Department of Molecular, Cell and Cancer Biology; UMass Metabolic Network
Biochemistry | Cell Biology | Cellular and Molecular Physiology | Molecular Biology
Mitochondria form a cellular network of organelles, or cellular compartments, that efficiently couple nutrients to energy production in the form of ATP. As cancer cells rely heavily on glycolysis, historically mitochondria and the cellular pathways in place to maintain mitochondrial activities were thought to be more relevant to diseases observed in non-dividing cells such as muscles and neurons. However, more recently it has become clear that cancers rely heavily on mitochondrial activities including lipid, nucleotide and amino acid synthesis, suppression of mitochondria-mediated apoptosis as well as oxidative phosphorylation (OXPHOS) for growth and survival.
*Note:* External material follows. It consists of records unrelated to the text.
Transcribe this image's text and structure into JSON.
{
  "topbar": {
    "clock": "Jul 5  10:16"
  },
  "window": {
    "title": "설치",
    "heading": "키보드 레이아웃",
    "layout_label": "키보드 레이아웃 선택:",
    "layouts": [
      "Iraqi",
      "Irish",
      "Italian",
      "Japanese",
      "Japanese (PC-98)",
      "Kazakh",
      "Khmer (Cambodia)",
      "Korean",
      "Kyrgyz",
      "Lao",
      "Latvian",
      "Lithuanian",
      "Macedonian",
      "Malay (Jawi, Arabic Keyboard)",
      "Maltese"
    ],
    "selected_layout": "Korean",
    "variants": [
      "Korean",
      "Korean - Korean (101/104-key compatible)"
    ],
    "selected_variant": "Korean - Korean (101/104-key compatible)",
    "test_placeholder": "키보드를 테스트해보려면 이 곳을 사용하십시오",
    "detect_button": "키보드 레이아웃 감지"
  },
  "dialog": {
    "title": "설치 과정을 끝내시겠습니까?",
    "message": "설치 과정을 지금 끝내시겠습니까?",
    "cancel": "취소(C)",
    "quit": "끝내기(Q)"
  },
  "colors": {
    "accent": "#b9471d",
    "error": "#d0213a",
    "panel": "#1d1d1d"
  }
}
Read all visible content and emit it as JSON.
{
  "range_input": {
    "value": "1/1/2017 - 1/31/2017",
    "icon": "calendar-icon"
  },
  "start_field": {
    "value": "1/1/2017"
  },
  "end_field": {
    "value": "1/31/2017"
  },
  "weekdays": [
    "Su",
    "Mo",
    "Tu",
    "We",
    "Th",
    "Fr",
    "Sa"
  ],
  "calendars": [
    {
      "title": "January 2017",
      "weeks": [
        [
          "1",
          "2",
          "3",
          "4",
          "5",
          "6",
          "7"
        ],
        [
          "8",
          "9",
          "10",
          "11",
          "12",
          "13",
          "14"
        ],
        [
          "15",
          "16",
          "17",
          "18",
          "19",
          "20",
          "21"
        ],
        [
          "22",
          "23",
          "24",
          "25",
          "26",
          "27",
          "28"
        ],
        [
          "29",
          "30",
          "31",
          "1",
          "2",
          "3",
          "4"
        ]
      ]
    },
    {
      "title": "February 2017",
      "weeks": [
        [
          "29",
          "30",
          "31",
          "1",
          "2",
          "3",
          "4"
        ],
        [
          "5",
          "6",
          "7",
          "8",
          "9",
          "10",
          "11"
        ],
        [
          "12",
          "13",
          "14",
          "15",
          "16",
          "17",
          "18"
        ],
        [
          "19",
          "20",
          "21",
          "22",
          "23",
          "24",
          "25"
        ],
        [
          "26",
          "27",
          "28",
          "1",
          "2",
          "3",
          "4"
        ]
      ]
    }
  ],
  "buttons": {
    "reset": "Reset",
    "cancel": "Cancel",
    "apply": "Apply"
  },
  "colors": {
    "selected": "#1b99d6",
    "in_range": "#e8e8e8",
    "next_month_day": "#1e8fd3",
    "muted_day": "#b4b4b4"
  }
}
Considering the variety of conditions and stresses that cancer cell mitochondria may incur such as hypoxia, reactive oxygen species and mitochondrial genome mutagenesis, we examine potential roles for a mitochondrial-protective transcriptional response known as the mitochondrial unfolded protein response (UPRmt) in cancer cell biology.
ATF5, Cancer, Mitochondria, UPR(mt)
DOI of Published Version
Semin Cancer Biol. 2017 May 10. pii: S1044-579X(17)30125-6. doi: 10.1016/j.semcancer.2017.05.002. [Epub ahead of print] Link to article on publisher's site
Seminars in cancer biology
and Haynes, Cole M., "Mitochondrial dysfunction in cancer: Potential roles of ATF5 and the mitochondrial UPR" (2017). UMass Metabolic Network Publications. 115.